British Prime Minister Theresa May's Brexit plans are hanging by a thread, as she faces criticism from the chief Brexit negotiator in Brussels as well as rebellion within her own party. The plan agreed upon by May and her ministers in July, called the Chequers plan, has proven to be somewhat of a poison pill to both Brussels and Britain.
The EU's chief Brexit negotiator Michel Barnier said yesterday that he is "strongly opposed" to the plan as it's been laid out.
"Our own ecosystem has grown over decades," he said. "You can not play with it by picking pieces." Barnier warned that Britain would not be given any special economic relationship with the EU.
Back in Britain, 20 Conservative MPs formed a group to call for the abandonment of the Chequers plan. The anger is over a plan they characterize as no true clean break with Brussels. Former Brexit Secretary David Davis also went on television and criticised May, saying he would not vote for what she's proposed and that it would be worse than staying in.
In an exclusive interview with Euronews' Raw Politcs show, former Prime Minister Tony Blair weighed in on May's leadership.

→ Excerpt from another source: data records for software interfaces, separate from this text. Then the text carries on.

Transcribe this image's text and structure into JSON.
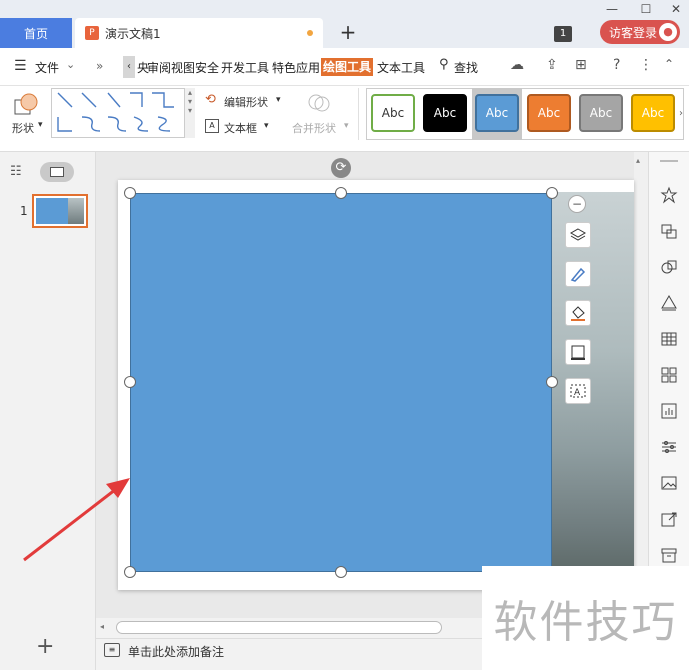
{
  "tabs": {
    "home": "首页",
    "doc_title": "演示文稿1",
    "new_tab": "+"
  },
  "window": {
    "minimize": "—",
    "maximize": "☐",
    "badge": "1",
    "login": "访客登录"
  },
  "menu": {
    "file": "文件",
    "more": "»",
    "items": [
      "审阅",
      "视图",
      "安全",
      "开发工具",
      "特色应用",
      "绘图工具",
      "文本工具"
    ],
    "partial_prefix": "央",
    "search": "查找"
  },
  "ribbon": {
    "shape": "形状",
    "edit_shape": "编辑形状",
    "text_box": "文本框",
    "merge_shape": "合并形状",
    "styles": [
      {
        "label": "Abc",
        "bg": "#ffffff",
        "fg": "#333333",
        "border": "#70ad47"
      },
      {
        "label": "Abc",
        "bg": "#000000",
        "fg": "#ffffff",
        "border": "#000000"
      },
      {
        "label": "Abc",
        "bg": "#5b9bd5",
        "fg": "#ffffff",
        "border": "#41719c"
      },
      {
        "label": "Abc",
        "bg": "#ed7d31",
        "fg": "#ffffff",
        "border": "#ae5a21"
      },
      {
        "label": "Abc",
        "bg": "#a5a5a5",
        "fg": "#ffffff",
        "border": "#787878"
      },
      {
        "label": "Abc",
        "bg": "#ffc000",
        "fg": "#ffffff",
        "border": "#bc8c00"
      }
    ]
  },
  "slides": {
    "number": "1"
  },
  "notes": {
    "placeholder": "单击此处添加备注"
  },
  "watermark": "软件技巧",
  "colors": {
    "accent": "#4b7de0",
    "draw_tab": "#e2702f",
    "shape_fill": "#5b9bd5",
    "arrow": "#e23b3b"
  }
}
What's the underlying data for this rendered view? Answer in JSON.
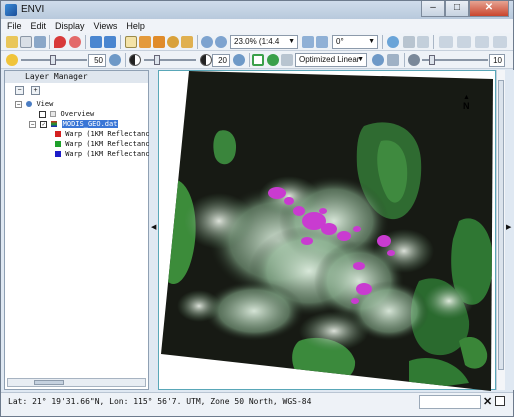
{
  "window": {
    "title": "ENVI",
    "minimize": "–",
    "maximize": "□",
    "close": "✕"
  },
  "menu": [
    "File",
    "Edit",
    "Display",
    "Views",
    "Help"
  ],
  "toolbar": {
    "zoom": "23.0% (1:4.4",
    "rotation": "0°",
    "brightness": "50",
    "contrast": "20",
    "stretch": "Optimized Linear",
    "sharpen": "10"
  },
  "layer_manager": {
    "title": "Layer Manager",
    "root": "View",
    "overview": "Overview",
    "file": "MODIS_GEO.dat",
    "bands": [
      {
        "label": "Warp (1KM Reflectance",
        "color": "#d42020"
      },
      {
        "label": "Warp (1KM Reflectance",
        "color": "#1ea02a"
      },
      {
        "label": "Warp (1KM Reflectance",
        "color": "#1c1cc8"
      }
    ]
  },
  "view": {
    "north": "N"
  },
  "status": "Lat: 21° 19'31.66\"N, Lon: 115° 56'7.  UTM, Zone 50 North, WGS-84",
  "colors": {
    "accent": "#3a76d6",
    "view_border": "#59a7b8"
  }
}
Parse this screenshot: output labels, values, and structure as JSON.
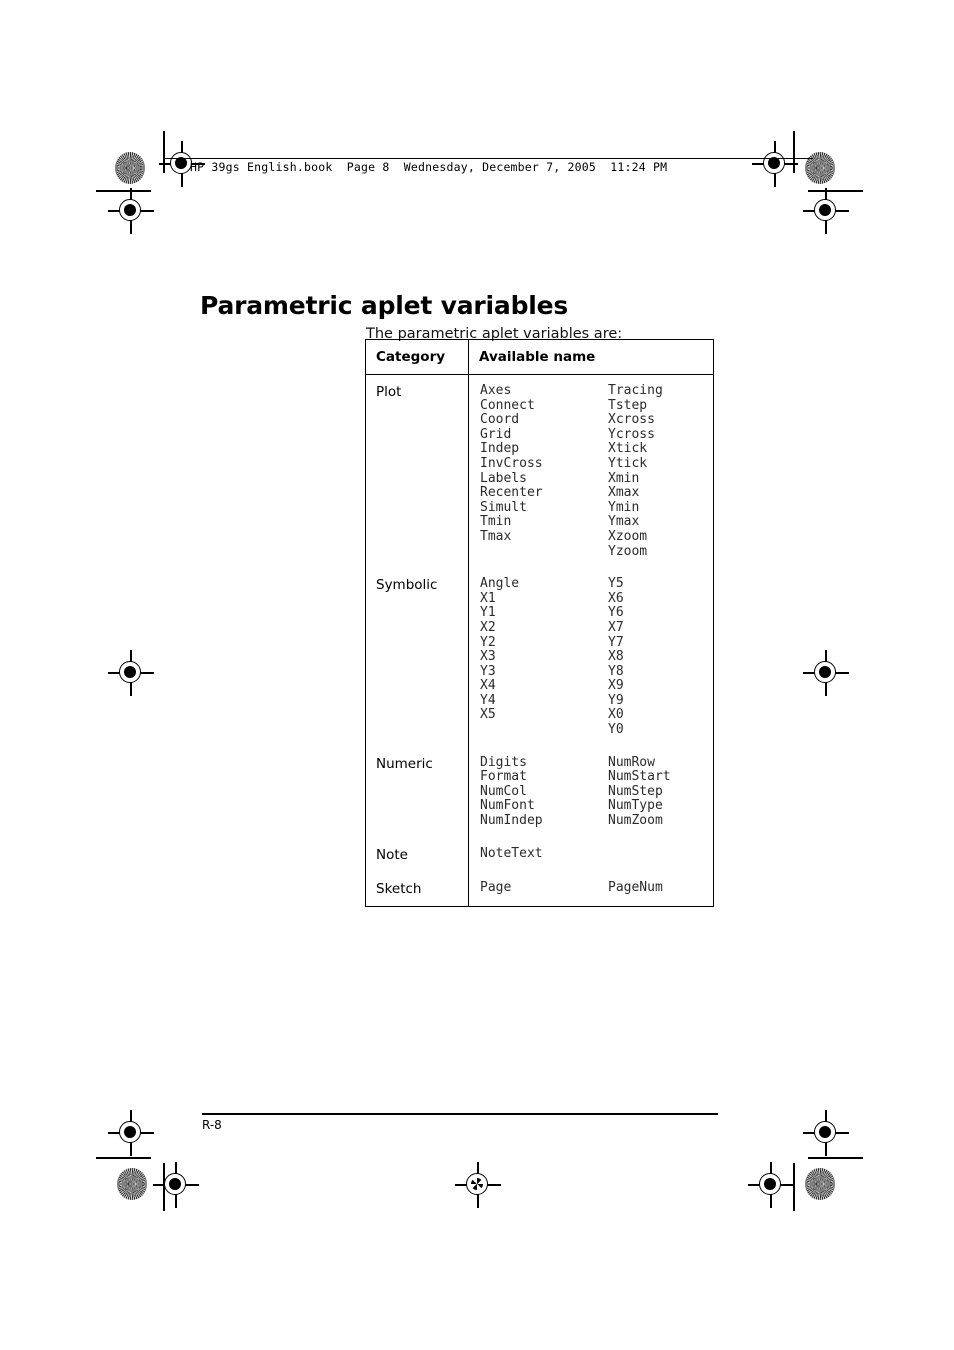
{
  "header": {
    "book_line": "HP 39gs English.book  Page 8  Wednesday, December 7, 2005  11:24 PM"
  },
  "content": {
    "title": "Parametric aplet variables",
    "intro": "The parametric aplet variables are:"
  },
  "table": {
    "columns": [
      "Category",
      "Available name"
    ],
    "rows": [
      {
        "category": "Plot",
        "left": [
          "Axes",
          "Connect",
          "Coord",
          "Grid",
          "Indep",
          "InvCross",
          "Labels",
          "Recenter",
          "Simult",
          "Tmin",
          "Tmax"
        ],
        "right": [
          "Tracing",
          "Tstep",
          "Xcross",
          "Ycross",
          "Xtick",
          "Ytick",
          "Xmin",
          "Xmax",
          "Ymin",
          "Ymax",
          "Xzoom",
          "Yzoom"
        ]
      },
      {
        "category": "Symbolic",
        "left": [
          "Angle",
          "X1",
          "Y1",
          "X2",
          "Y2",
          "X3",
          "Y3",
          "X4",
          "Y4",
          "X5"
        ],
        "right": [
          "Y5",
          "X6",
          "Y6",
          "X7",
          "Y7",
          "X8",
          "Y8",
          "X9",
          "Y9",
          "X0",
          "Y0"
        ]
      },
      {
        "category": "Numeric",
        "left": [
          "Digits",
          "Format",
          "NumCol",
          "NumFont",
          "NumIndep"
        ],
        "right": [
          "NumRow",
          "NumStart",
          "NumStep",
          "NumType",
          "NumZoom"
        ]
      },
      {
        "category": "Note",
        "left": [
          "NoteText"
        ],
        "right": []
      },
      {
        "category": "Sketch",
        "left": [
          "Page"
        ],
        "right": [
          "PageNum"
        ]
      }
    ]
  },
  "footer": {
    "page_number": "R-8"
  }
}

"What [Theresa May] thinks - and by the way she is well intentioned in thinking this - she is trying to do her best for the country," said Blair. "What she thinks is, look we have to do Brexit, okay it's not a good idea but we have to do it. And therefore I am going to do the mildest version of Brexit we can, in order to say to the people who voted Brexit we have done it and protect the economy. It's totally sensible at one level. The trouble is in doing that she is neither going to satisfy the people who really want Brexit nor the people who think the whole thing is a bad idea. So it looks like a clever compromise, but actually it's a compromise that is the worst of both worlds and will satisfy nobody; which is why by the way I don't think it will pass the House of Commons. I think Parliament will vote that down in the end."
Columnist and sister of former Foreign Secretary Boris Johnson, Rachel Johnson, spoke to May's position in an interview with Euronews' Vincent McAviney this morning.
"I think she's in an almost impossible situation," said Johnson. "I mean a rock and a hard place hardly covers it. As it were, the Opposition have already said to accept Chequers would be the end of the EU project. She's got notables such as Nick Boles, who actually voted Remain, saying that he could come up with something far better than the deal on the table which is currently Chequers. Which has proved anathema to the grassroots, because it involved being a rule taker, as well as having freedom of movement for agri-foods and for goods. So you know, she really seems to have found very, very little support for the plan that has taken two years for her to come up with."
The Chequers deal set a deadline of March 29, 2019 for Brexit. With so many sides unhappy, it's either the art of compromise or the beginning of the political end for Theresa May- a snap election could be called before then. Former Prime Minister Tony Blair told Raw Politics host Tesa Arcilla that it seems May is leading the country through Brexit with little faith that she's doing the right thing.
"I completely sympathise with her," he said. "The trouble is leaders have got to lead. If she thinks it's a bad idea, and I think she has been asked so many times now: does she think Brexit is going to be good for the country? You'd think if she thought it was she would say it. She doesn't think it's a good idea. And there's something truly remarkable about a situation, especially for a country as mature and sort of serious as Britain to have its leadership, its political class, take the country down a path that collectively they think is a bad idea. It's a very odd thing. I mean, I have never seen a parallel like it. I can't imagine being Prime Minister and saying to the country, 'right, I am going to do this thing even though I think it's a bad idea, I am going to do it.'"